Dubbed "Epistle 3" and penned by Dr. Gertrude Fremont, it tells the exciting story of her travels to Antarctica and the discovery of a powerful device capable of traveling through time and space called the Hyperborea. Dr. Fremont and her companion, Alex Vaunt, fly the Hyperborea into the heart of enemy territory, where they intend to detonate it. Just before that happens however, a sinister figure, Mrs. X, steps out of the shadows and steals Alex away. It looks like Dr. Fremont is doomed, but is then pulled through dimensions by the Ghastlyhaunts and saved.

She ends her letter by saying that she does not recognize a place she once knew, and that the resistance will either succeed or fail without her.
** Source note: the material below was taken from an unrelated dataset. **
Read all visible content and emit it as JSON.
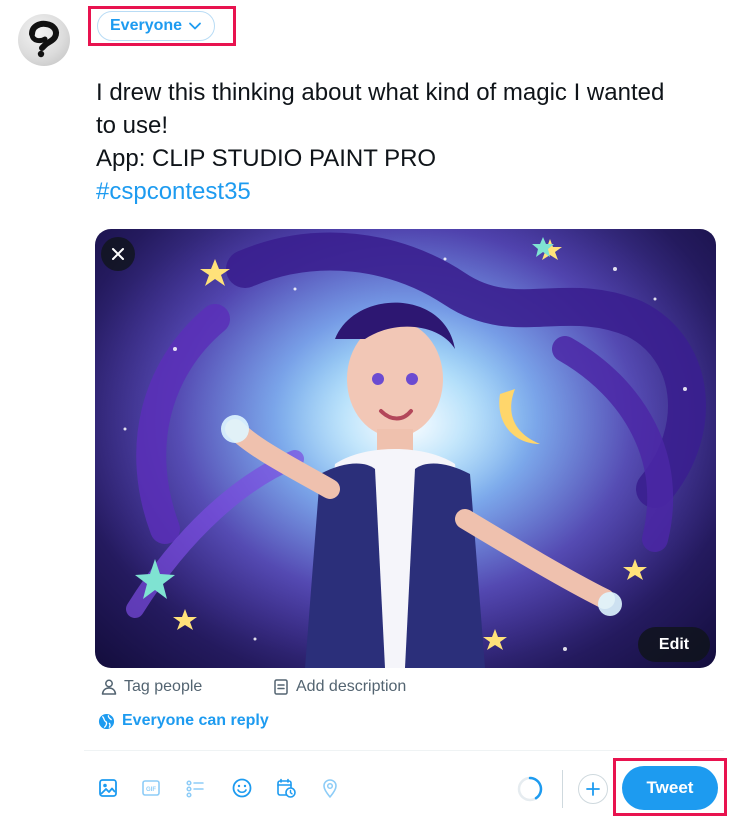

Well, not too hard to read between the lines there, is it? She says to expect no further correspondence, and that this is her "final episode."

Of course, I'm no Marc Laidlaw, and my summary hardly does the story justice. You can read the original version of the letter on his site, or read a version where the names and places have been changed to match the Half-Life series characters on Pastebin.

Laidlaw referred to the story (with what I can only imagine as the biggest wink-and-nod in human history) as "fanfic" on Twitter, calling it a "a genderswapped snapshot of a dream I had many years ago." And while it's true that this isn't officially what happens to Alyx and Gordon, it sure seems like this is the direction Valve was going at one point. Laidlaw's account even matches well with some supposedly leaked concept art for Half-Life 2: Episode 3, which appeared on the web in 2012.

The terms "Half-Life 2: Episode 3" and "Half-Life 3" have been used interchangeably to refer to the next, highly-anticipated chapter in the Half-Life saga. And while we may never get a game bearing either of those labels, I'm okay with treating Laidlaw's account of what happened as the final nail in the coffin. Rest in peace, Gordon Freeman. You done good.